:: Data about app and page elements ::
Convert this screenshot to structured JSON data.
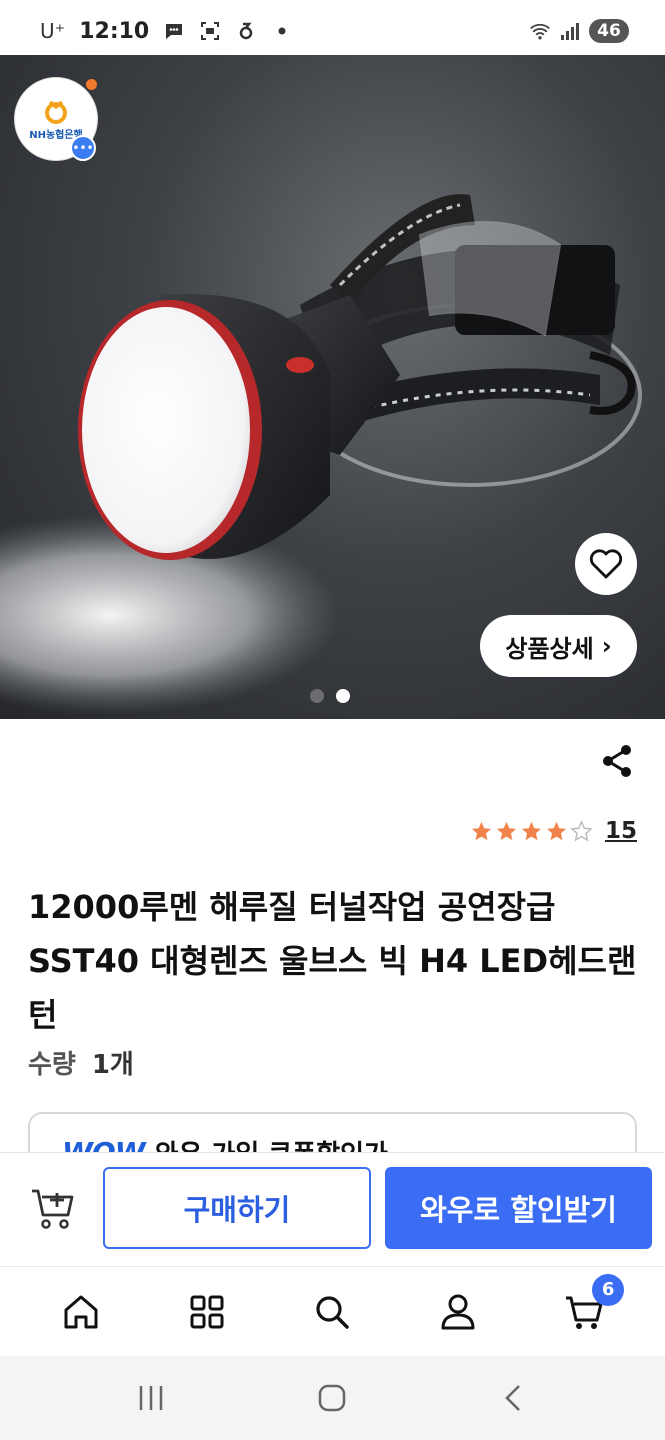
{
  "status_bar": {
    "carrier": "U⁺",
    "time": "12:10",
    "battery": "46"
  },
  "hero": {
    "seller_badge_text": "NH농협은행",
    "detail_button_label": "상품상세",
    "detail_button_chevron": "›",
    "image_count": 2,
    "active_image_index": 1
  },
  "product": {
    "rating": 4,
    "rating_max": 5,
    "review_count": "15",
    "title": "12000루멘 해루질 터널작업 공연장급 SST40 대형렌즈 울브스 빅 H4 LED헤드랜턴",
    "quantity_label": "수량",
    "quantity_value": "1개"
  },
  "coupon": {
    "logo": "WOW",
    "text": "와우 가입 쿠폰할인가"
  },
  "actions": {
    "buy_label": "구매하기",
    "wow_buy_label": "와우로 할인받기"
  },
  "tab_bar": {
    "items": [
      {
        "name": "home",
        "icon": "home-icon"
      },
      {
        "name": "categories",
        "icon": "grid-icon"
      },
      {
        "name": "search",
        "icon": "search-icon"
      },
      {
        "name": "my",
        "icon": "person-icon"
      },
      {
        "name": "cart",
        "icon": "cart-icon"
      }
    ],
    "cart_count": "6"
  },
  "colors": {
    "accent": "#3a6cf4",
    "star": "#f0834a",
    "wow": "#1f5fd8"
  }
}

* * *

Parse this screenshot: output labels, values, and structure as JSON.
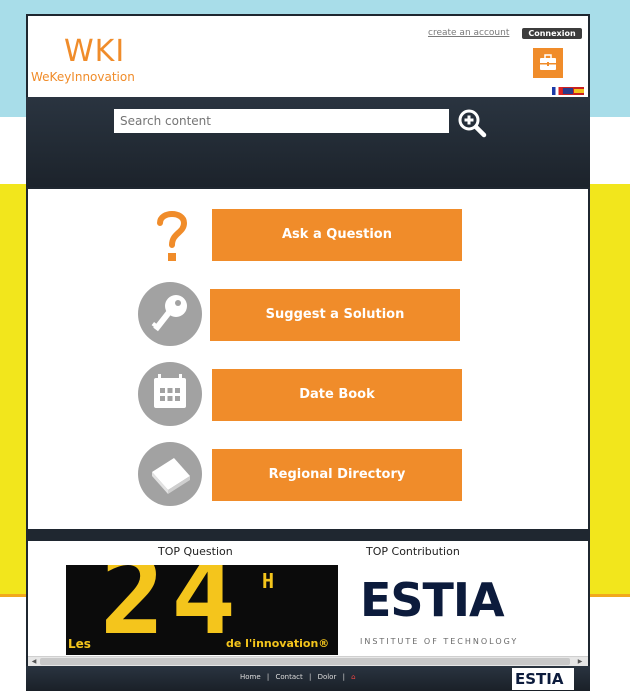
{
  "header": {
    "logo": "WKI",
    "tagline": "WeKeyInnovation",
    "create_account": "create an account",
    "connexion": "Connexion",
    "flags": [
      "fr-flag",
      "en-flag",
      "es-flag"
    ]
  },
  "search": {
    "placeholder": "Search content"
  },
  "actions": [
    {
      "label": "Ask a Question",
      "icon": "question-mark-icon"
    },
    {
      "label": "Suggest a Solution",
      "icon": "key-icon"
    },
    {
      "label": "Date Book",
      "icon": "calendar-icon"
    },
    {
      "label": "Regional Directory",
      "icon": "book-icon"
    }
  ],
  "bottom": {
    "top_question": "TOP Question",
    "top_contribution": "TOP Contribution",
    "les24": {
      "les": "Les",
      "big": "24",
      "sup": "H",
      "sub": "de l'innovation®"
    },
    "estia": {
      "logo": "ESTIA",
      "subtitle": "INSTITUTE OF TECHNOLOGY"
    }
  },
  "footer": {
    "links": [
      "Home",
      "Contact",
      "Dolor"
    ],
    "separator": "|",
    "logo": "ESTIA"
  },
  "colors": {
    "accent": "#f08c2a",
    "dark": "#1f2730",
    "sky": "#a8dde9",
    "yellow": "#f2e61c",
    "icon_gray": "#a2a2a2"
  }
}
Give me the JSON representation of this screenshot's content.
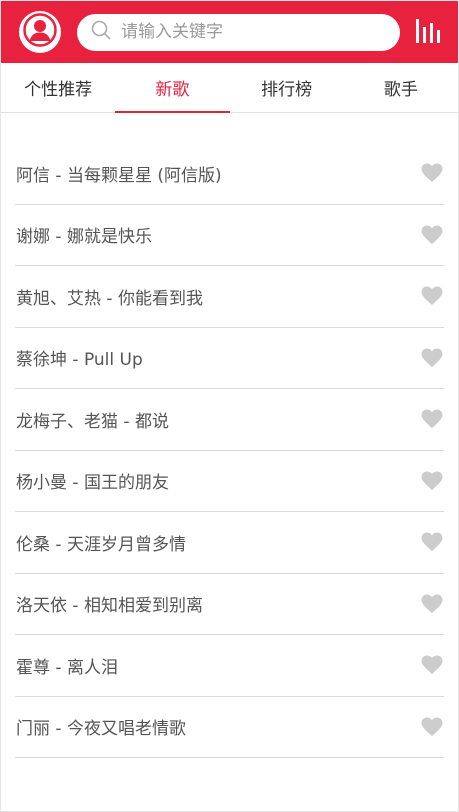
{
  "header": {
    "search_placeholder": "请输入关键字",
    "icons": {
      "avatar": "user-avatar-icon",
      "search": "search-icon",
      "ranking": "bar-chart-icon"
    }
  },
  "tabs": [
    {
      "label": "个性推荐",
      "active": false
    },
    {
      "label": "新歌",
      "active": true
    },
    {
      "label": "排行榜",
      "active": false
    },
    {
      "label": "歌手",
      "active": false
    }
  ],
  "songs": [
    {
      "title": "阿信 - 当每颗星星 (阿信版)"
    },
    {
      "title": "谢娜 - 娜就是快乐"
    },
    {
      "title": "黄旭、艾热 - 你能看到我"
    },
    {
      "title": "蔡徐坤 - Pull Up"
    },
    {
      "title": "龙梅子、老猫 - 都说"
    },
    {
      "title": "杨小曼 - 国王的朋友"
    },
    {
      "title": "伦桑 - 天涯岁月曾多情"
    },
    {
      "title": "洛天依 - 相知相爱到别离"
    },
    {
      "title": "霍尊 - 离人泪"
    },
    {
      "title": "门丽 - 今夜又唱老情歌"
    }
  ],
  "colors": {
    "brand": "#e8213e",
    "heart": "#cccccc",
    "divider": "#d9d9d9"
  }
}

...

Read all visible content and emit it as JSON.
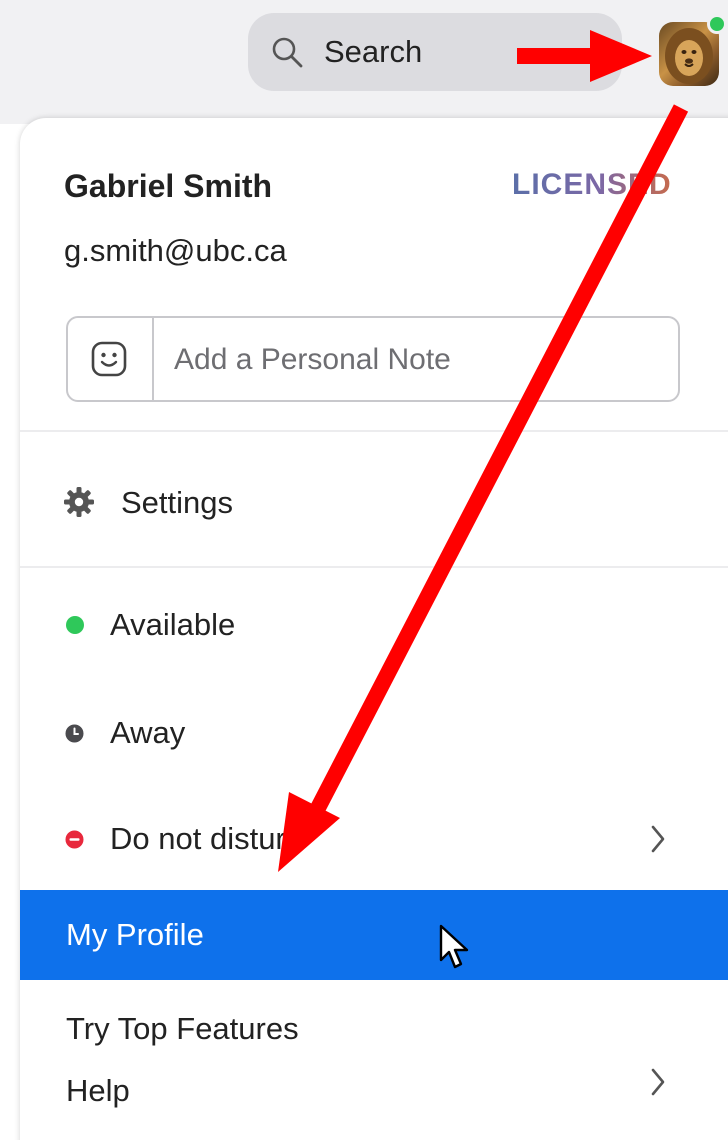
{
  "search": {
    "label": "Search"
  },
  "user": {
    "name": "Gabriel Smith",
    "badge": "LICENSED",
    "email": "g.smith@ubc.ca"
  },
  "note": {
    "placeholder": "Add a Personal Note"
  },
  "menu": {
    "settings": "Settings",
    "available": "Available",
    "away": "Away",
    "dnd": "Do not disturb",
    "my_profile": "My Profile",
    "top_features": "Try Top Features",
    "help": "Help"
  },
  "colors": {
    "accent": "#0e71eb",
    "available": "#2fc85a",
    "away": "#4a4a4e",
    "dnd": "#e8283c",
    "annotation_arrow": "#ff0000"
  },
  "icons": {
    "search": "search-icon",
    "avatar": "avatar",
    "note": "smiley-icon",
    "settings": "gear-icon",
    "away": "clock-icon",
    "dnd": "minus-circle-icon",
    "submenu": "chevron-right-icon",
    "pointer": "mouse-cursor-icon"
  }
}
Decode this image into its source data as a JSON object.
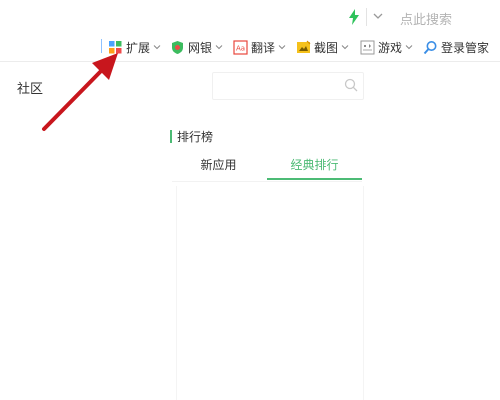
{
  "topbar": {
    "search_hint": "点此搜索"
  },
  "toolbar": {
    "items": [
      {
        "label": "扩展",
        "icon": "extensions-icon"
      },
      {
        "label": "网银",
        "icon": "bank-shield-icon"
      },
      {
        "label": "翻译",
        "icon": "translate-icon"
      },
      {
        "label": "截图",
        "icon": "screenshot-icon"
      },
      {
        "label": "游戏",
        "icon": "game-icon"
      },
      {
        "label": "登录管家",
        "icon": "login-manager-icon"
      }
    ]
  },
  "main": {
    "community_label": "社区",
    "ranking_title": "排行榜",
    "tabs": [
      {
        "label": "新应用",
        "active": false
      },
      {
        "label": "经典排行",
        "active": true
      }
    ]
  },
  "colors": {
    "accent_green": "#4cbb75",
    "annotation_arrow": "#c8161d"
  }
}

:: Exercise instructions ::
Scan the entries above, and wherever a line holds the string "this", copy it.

:: Written answer ::
Convert this screenshot to structured JSON data.
Parse this screenshot: output labels, values, and structure as JSON.
Give me the JSON representation of this screenshot's content.
Decode this image into its source data as a JSON object.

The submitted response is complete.